Now that you’ve come up with the colors, it’s time to put them to good use. Painting rooms is the most obvious way to incorporate them into the home, but you could also bring in furniture, rugs and decorative accessories in trend colors to help your home stand out from the rest.

I hope you found this information helpful. Contact me for your real estate needs today!

Moving Checklist

by Bill Nelson - Broker

Moving can be a hassle, especially when we fear were forgetting something. This moving checklist infographic will help keep you on track as well as informing you of deductibles that could apply to you.

How Not to Sell Your Home

by Bill Nelson - Broker



While the fundamentals of home staging, like de cluttering, and removing family photos, are critical when it comes to getting your home sold, it’s just as important to focus on what not to do as certain factors can act as immediate deal breakers to would-be buyers. Make sure your for-sale home doesn’t include any of the following turn-offs:

Odors. Whether it’s pet odors, last night’s stir fry or that musty basement, any type of strong odor can be an immediate deterrent to a buyer, no matter how beautifully your home is decorated or staged. We usually get accustomed to our home’s unique scent, so have a professional cleaner do the necessary work to make the environment odor-free.

Artwork. While all art is certainly subjective, keep in mind that not everyone will appreciate artwork with severe subject matter or nudity. Stick to subtle landscapes and still life subject matter, or remove artwork altogether. Sparsely decorated walls will make your home appear more spacious.

Collections.
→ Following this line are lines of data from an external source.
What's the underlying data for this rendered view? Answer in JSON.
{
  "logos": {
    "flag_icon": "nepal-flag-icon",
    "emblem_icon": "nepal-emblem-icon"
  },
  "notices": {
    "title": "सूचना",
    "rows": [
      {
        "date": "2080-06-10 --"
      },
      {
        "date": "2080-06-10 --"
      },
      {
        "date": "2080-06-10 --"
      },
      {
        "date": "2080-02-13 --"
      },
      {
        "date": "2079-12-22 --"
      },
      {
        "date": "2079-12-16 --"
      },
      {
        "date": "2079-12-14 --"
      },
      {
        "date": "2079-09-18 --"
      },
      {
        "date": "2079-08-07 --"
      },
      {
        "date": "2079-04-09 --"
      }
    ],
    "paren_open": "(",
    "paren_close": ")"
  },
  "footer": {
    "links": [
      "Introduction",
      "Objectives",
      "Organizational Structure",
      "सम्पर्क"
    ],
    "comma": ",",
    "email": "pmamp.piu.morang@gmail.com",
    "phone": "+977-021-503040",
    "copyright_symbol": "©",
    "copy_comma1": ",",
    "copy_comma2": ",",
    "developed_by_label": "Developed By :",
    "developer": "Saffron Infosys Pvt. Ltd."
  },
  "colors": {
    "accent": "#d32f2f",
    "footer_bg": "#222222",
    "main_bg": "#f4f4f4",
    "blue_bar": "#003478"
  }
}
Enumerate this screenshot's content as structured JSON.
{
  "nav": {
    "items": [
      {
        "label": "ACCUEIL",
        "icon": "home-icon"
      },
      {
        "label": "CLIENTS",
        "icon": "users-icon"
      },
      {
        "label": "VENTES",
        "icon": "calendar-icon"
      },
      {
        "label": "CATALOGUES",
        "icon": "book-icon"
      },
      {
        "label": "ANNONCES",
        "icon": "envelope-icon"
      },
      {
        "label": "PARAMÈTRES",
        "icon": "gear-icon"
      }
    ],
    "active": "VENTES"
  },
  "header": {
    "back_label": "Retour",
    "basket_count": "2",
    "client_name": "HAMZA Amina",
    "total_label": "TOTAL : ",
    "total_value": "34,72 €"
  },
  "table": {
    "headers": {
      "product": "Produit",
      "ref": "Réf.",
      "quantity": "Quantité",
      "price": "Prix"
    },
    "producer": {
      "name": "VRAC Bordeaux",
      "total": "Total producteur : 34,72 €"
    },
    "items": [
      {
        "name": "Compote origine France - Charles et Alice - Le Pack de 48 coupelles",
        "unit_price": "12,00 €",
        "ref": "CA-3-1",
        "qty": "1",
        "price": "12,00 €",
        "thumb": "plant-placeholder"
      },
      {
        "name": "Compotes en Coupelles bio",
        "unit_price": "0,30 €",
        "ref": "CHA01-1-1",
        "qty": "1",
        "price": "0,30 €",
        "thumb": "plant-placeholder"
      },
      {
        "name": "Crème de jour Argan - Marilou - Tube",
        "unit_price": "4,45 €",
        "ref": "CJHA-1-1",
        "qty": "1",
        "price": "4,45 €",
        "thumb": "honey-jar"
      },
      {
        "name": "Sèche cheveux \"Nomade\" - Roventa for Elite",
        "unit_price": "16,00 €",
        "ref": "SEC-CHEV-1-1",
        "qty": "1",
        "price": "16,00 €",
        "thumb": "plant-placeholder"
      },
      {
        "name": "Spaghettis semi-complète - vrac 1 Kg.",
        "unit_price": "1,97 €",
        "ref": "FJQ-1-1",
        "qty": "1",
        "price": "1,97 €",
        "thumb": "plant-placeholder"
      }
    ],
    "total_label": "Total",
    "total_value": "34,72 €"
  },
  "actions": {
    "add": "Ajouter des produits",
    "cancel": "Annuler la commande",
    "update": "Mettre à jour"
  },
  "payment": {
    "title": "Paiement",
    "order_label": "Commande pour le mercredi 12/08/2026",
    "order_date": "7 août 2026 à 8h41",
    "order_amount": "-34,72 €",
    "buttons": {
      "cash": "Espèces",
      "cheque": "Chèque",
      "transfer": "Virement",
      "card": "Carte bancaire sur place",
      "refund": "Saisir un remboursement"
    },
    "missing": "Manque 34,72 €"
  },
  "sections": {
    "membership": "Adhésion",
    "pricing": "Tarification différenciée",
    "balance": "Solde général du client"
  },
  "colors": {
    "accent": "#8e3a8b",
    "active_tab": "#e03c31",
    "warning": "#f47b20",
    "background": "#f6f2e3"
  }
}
Your shelves of antique dolls or Norman Rockwell plates might be your most prized possession, but for prospective homebuyers who don’t share the same affinity, collections can skew their opinion of your home - not to mention, make it appear very cluttered. Pack away your beloved collectibles in preparation for their new home.

People. Sometimes, being present during showings can be a plus - you can provide buyers with certain details about your home and what you love most about the neighborhood. But most people don’t want the owners present when they tour a home. So clear out and give them the freedom to pour over every detail of your home and make honest comments to the REALTORS.

Weeds. Curb appeal really is everything, so if your yard isn’t up to snuff, buyers may turn around before they ever step foot inside. There’s no need to break the bank - just make sure the basics are covered: mow the lawn, weed borders and beds, trim bushes and trees, and remove all sticks, leaves and debris.

For more tips and advice on getting your home in perfect condition to list, contact me. 
                         


 

Displaying blog entries 1-4 of 4